Data about app and page elements:
▼
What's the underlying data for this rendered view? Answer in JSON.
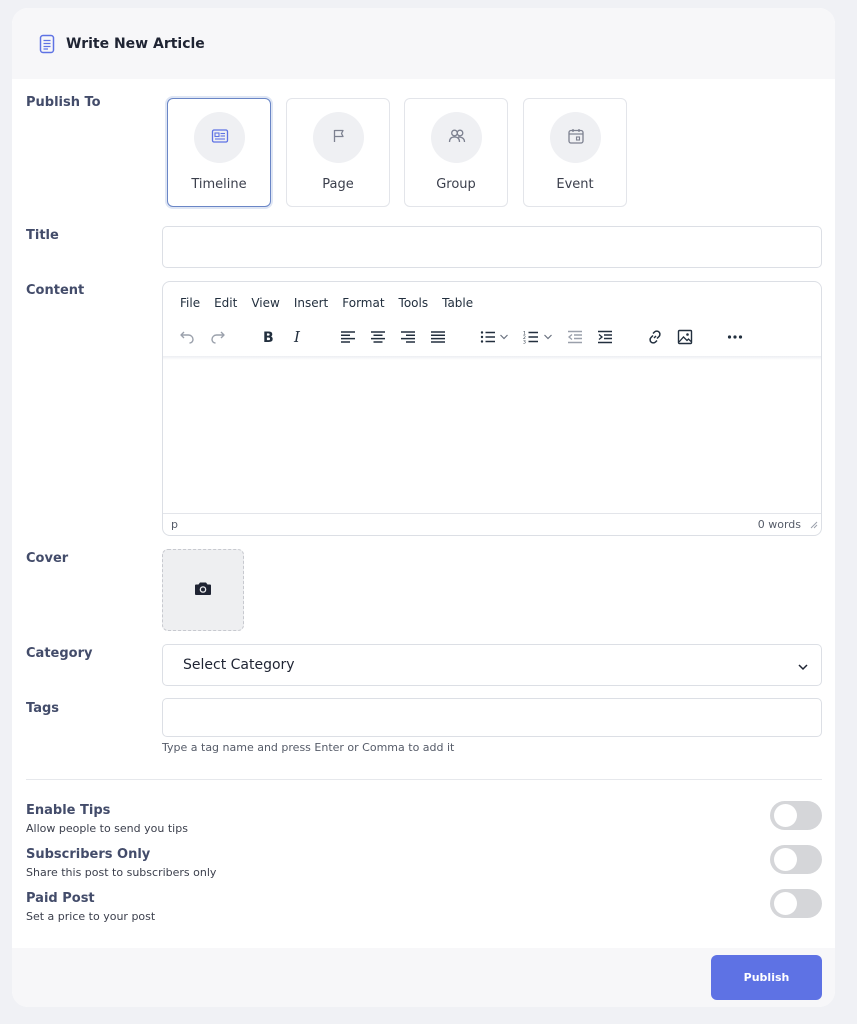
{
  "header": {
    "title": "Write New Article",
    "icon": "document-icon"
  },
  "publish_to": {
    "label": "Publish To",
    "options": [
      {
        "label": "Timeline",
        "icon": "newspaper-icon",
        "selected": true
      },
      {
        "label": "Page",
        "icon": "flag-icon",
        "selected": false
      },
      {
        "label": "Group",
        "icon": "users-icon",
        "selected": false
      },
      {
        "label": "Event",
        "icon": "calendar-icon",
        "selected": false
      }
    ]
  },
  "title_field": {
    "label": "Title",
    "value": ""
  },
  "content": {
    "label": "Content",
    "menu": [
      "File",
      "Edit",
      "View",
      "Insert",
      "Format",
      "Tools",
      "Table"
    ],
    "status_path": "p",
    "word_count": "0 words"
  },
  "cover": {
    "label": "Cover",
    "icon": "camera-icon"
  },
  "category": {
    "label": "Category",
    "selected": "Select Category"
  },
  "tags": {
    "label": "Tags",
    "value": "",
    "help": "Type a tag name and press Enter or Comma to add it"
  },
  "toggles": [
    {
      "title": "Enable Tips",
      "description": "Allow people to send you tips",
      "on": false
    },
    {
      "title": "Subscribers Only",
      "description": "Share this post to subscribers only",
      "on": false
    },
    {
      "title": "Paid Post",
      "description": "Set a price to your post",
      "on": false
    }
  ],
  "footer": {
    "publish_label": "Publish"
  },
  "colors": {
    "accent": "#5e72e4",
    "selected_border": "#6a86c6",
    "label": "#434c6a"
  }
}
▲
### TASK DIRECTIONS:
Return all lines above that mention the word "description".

### WRITTEN RESPONSE:
      "description": "Allow people to send you tips",
      "description": "Share this post to subscribers only",
      "description": "Set a price to your post",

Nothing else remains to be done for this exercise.